But let’s take a step back a moment. So far, Trump’s main activities in office have been overzealous, ill-advised Tweeting, muddle-headed speeches, fighting with Republicans, and backtracking on his campaign policies. With what he’s up against I doubt he can achieve anything other than slow the decline for a few years at most. The few policies on which he has made progress consist mainly of rolling back Obama’s EOs and other instances of blatant executive overreach. If this is what has the entire world squealing in terror and applying epithets recently reserved for those who had actually committed genocide, they are woefully ignorant, lacking imagination, lying, or a combination of all three.

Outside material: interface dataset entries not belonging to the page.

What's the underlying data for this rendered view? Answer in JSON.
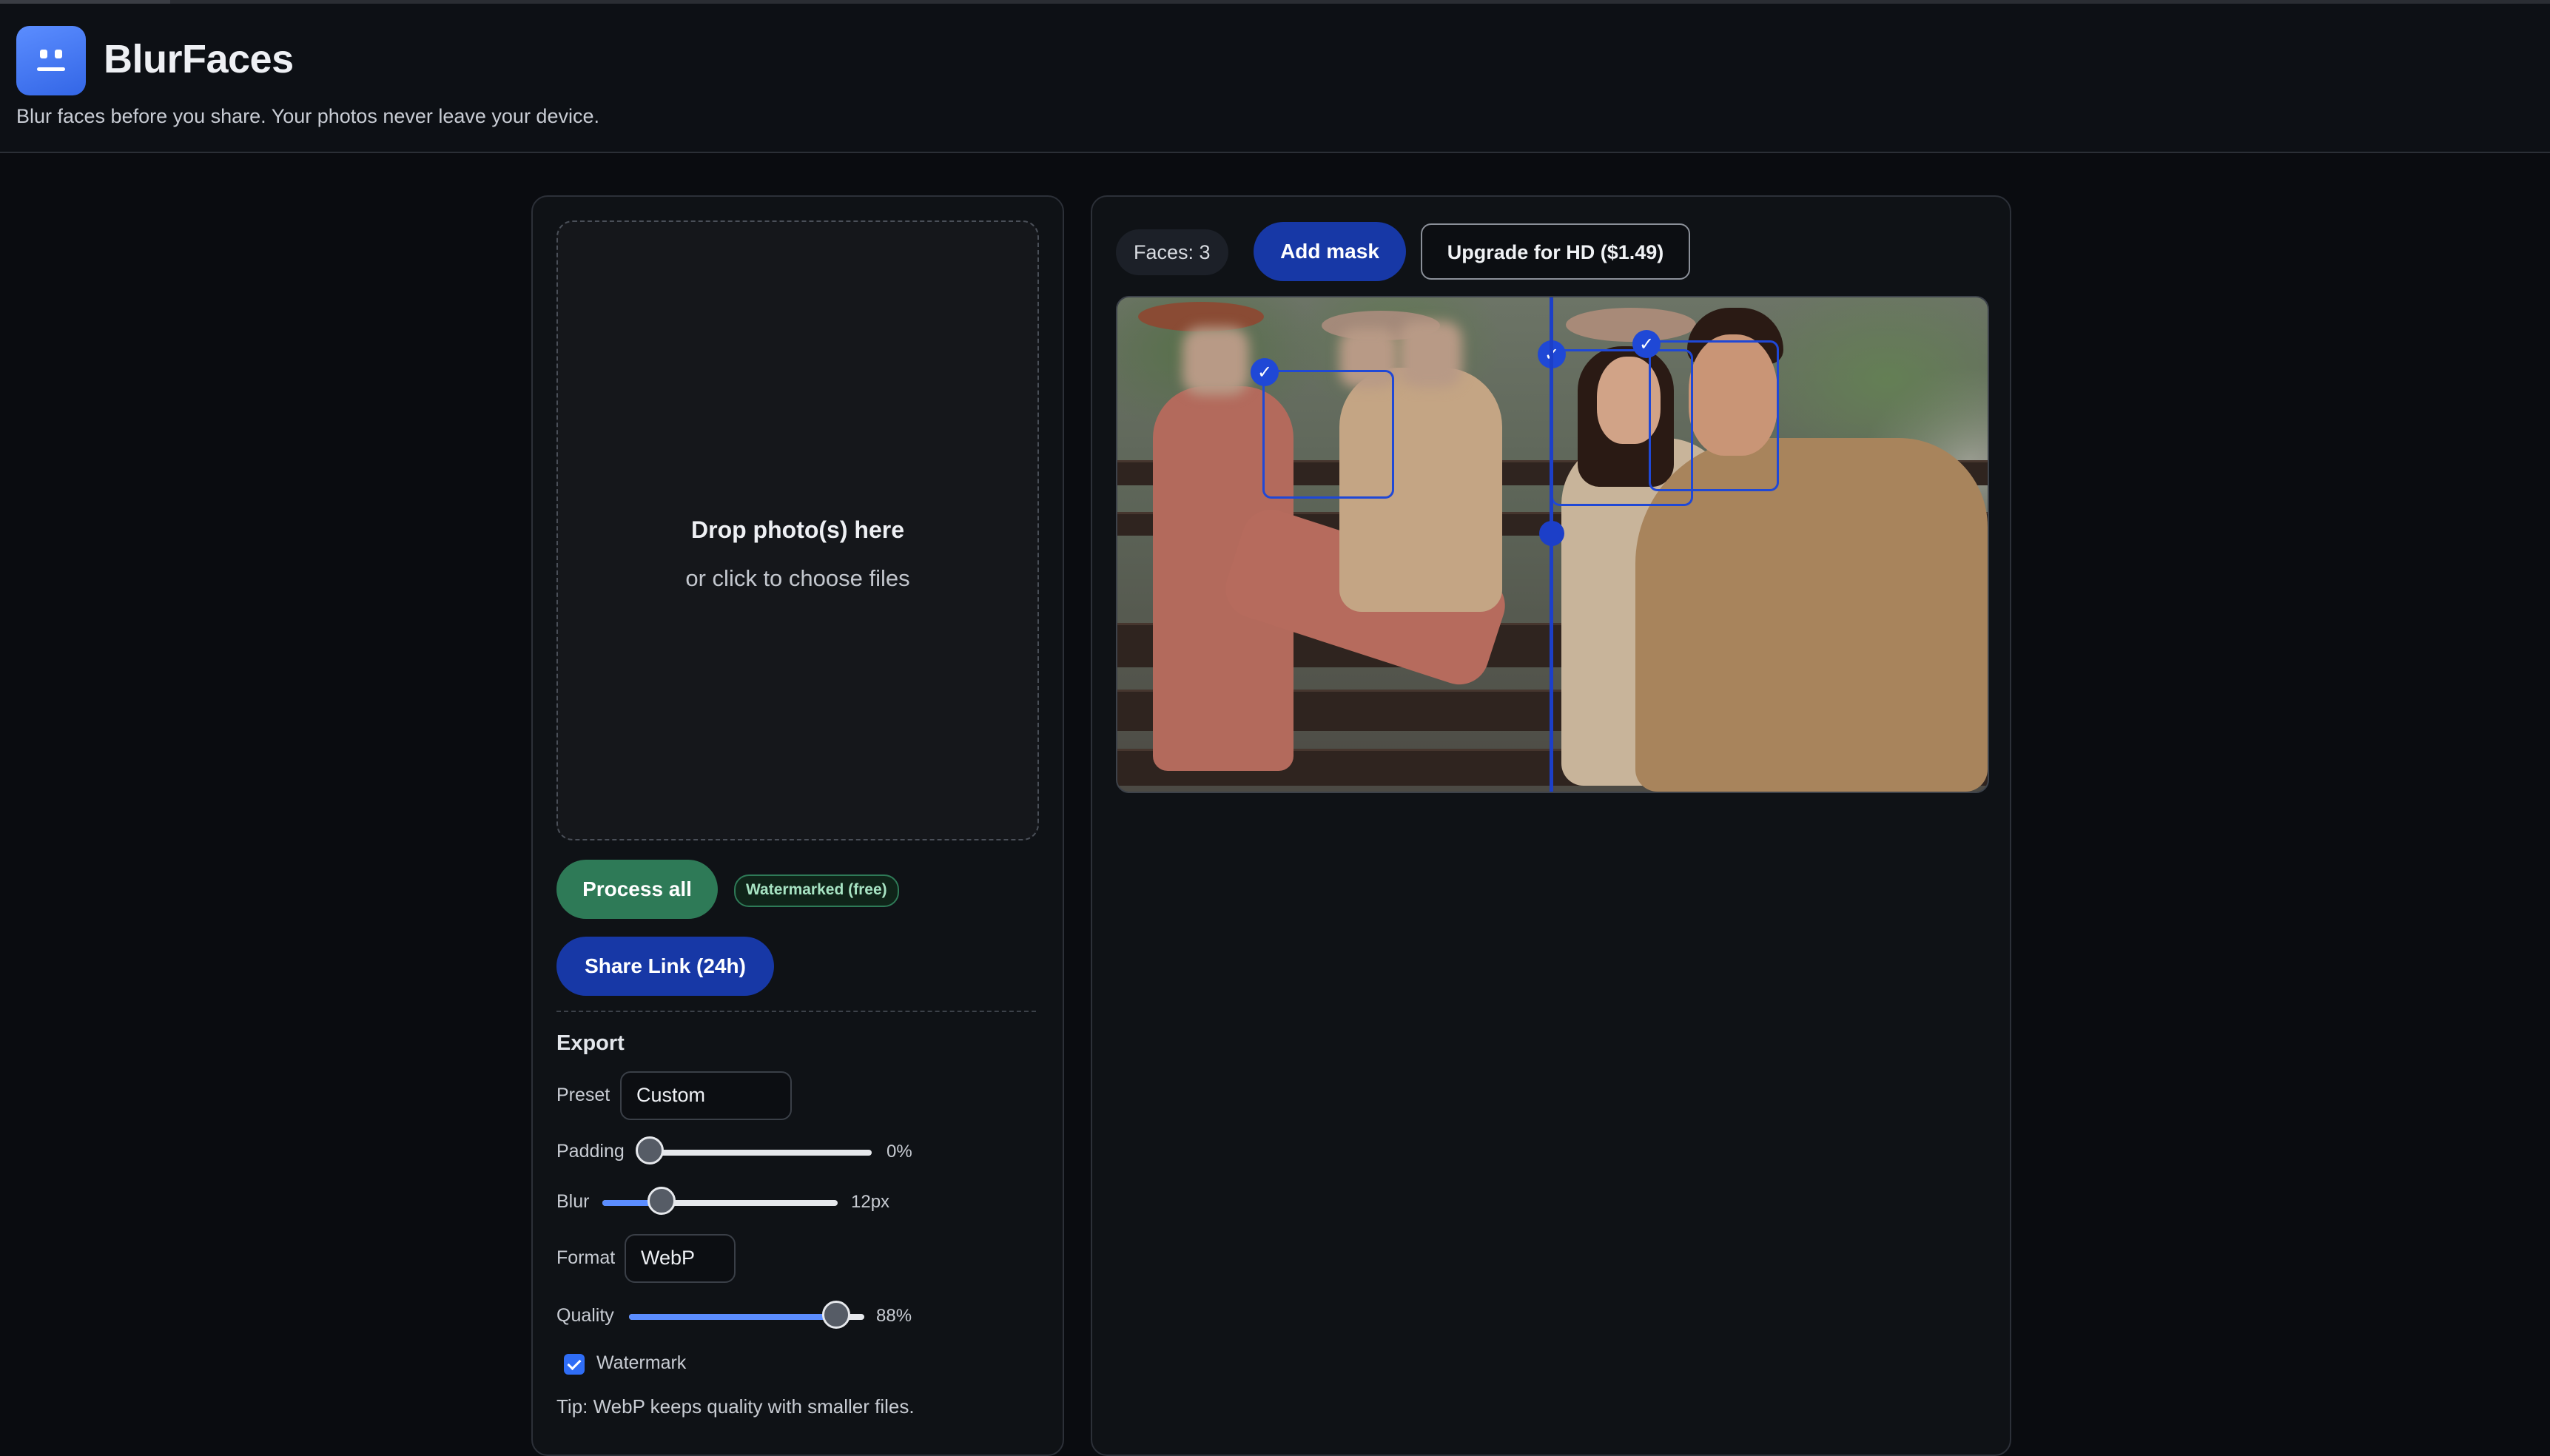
{
  "app": {
    "name": "BlurFaces",
    "tagline": "Blur faces before you share. Your photos never leave your device.",
    "logo_icon": "face-icon",
    "accent": "#3366e6"
  },
  "upload": {
    "title": "Drop photo(s) here",
    "subtitle": "or click to choose files"
  },
  "actions": {
    "process_label": "Process all",
    "process_color": "#2e7a57",
    "free_badge": "Watermarked (free)",
    "share_label": "Share Link (24h)"
  },
  "export": {
    "title": "Export",
    "preset": {
      "label": "Preset",
      "value": "Custom"
    },
    "padding": {
      "label": "Padding",
      "value": 0,
      "display": "0%"
    },
    "blur": {
      "label": "Blur",
      "value": 12,
      "max": 48,
      "display": "12px"
    },
    "format": {
      "label": "Format",
      "value": "WebP"
    },
    "quality": {
      "label": "Quality",
      "value": 88,
      "display": "88%"
    },
    "watermark": {
      "label": "Watermark",
      "checked": true
    },
    "tip": "Tip: WebP keeps quality with smaller files."
  },
  "preview": {
    "faces_label": "Faces: 3",
    "add_mask_label": "Add mask",
    "upgrade_label": "Upgrade for HD ($1.49)",
    "mask_color": "#1f48d6",
    "check_icon": "check-icon"
  }
}
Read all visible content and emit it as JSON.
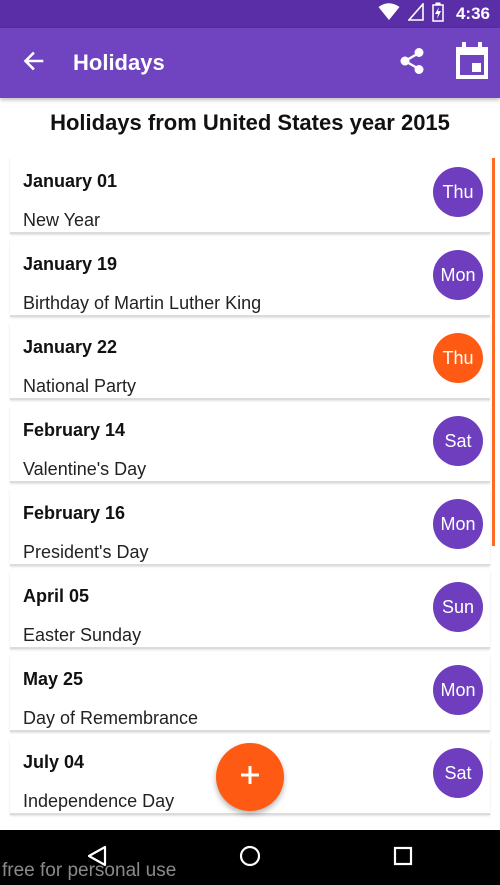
{
  "status_bar": {
    "time": "4:36",
    "icons": [
      "wifi-icon",
      "signal-icon",
      "battery-icon"
    ]
  },
  "app_bar": {
    "title": "Holidays",
    "back_icon": "arrow-back-icon",
    "share_icon": "share-icon",
    "calendar_icon": "calendar-icon"
  },
  "heading": "Holidays from United States year 2015",
  "holidays": [
    {
      "date": "January 01",
      "name": "New Year",
      "day": "Thu",
      "highlight": false
    },
    {
      "date": "January 19",
      "name": "Birthday of Martin Luther King",
      "day": "Mon",
      "highlight": false
    },
    {
      "date": "January 22",
      "name": "National Party",
      "day": "Thu",
      "highlight": true
    },
    {
      "date": "February 14",
      "name": "Valentine's Day",
      "day": "Sat",
      "highlight": false
    },
    {
      "date": "February 16",
      "name": "President's Day",
      "day": "Mon",
      "highlight": false
    },
    {
      "date": "April 05",
      "name": "Easter Sunday",
      "day": "Sun",
      "highlight": false
    },
    {
      "date": "May 25",
      "name": "Day of Remembrance",
      "day": "Mon",
      "highlight": false
    },
    {
      "date": "July 04",
      "name": "Independence Day",
      "day": "Sat",
      "highlight": false
    }
  ],
  "fab": {
    "icon": "plus-icon"
  },
  "nav_bar": {
    "icons": [
      "nav-back-icon",
      "home-icon",
      "recents-icon"
    ]
  },
  "watermark": "free for personal use",
  "colors": {
    "primary": "#7043c1",
    "primary_dark": "#5a2ea6",
    "accent": "#ff5a14",
    "badge": "#6e3ebf"
  }
}
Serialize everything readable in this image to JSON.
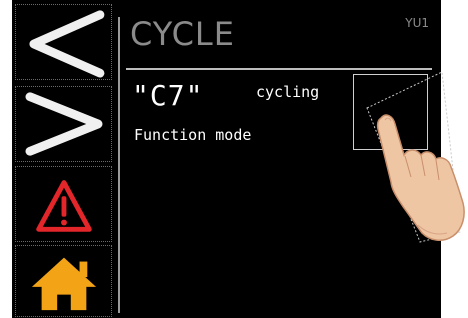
{
  "screen": {
    "title": "CYCLE",
    "unit_code": "YU1",
    "mode_code": "\"C7\"",
    "status": "cycling",
    "mode_description": "Function mode"
  },
  "sidebar": {
    "items": [
      {
        "name": "previous",
        "icon": "chevron-left-icon"
      },
      {
        "name": "next",
        "icon": "chevron-right-icon"
      },
      {
        "name": "alarm",
        "icon": "warning-triangle-icon"
      },
      {
        "name": "home",
        "icon": "home-icon"
      }
    ]
  },
  "colors": {
    "background": "#000000",
    "title_text": "#8b8b8b",
    "body_text": "#ffffff",
    "warning": "#e2262a",
    "home": "#f3a316"
  }
}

Consider for a moment who might have got in. What if it had been a young, charismatic unknown who harboured greater ambitions than Trump and a far more ruthless streak that appeared on stage and said all the right things? As Trump showed, it really didn’t take much to win when up against Hillary and a thoroughly corrupt Republican party that takes its voters for granted. Such a person wouldn’t get in, you say? Well, who had heard of Emmanuel Macron before he became president of France? That’s not to say Macron will become a ruthless dictator, but few bothered to find out much about him before voting him into office largely on how he looked and who he wasn’t.
Somebody far worse than Trump could have trodden the path he took to power, and Twitter outbursts and trannies in the military would be the absolute least of our worries. Hillary really could be in jail instead of flogging her book of excuses, and the leaders of Antifa and BLM lying in hospital contemplating life in a wheelchair. If you think the decency of the American people and the robustness of the political system would prevent such an outcome, think again. In an era of Executive Orders, a weaponised IRS, politicised appointed judges, and a president with a pen and a phone, there’s an awful lot resting on the decency of Trump. Now there’s a thought.
Alarmingly, the political classes haven’t learned anything and seem determined to compound their mistakes. If they succeed in their efforts to force Trump from office by fair means or foul, what lesson do you think future political leaders will draw from it? They will assume the game is rigged and merely winning an election is not enough to hold power, and will do everything they can to ensure they cannot be unseated in a similar manner. If you conspire to get rid of a fairly elected president simply because you dislike him, expect the next guy to be a lot more savvy and interested in self-preservation over and above everything else.
In 2016 Americans dodged a bullet they never saw coming, and are fortunate it’s Donald Trump that now occupies the White House instead of someone much worse. If they have any sense, they’ll allow him to see out his term and leave office peacefully. If they don’t, historians may come to view this supposedly dangerous white supremacist as one of the most benign presidents of the 21st century.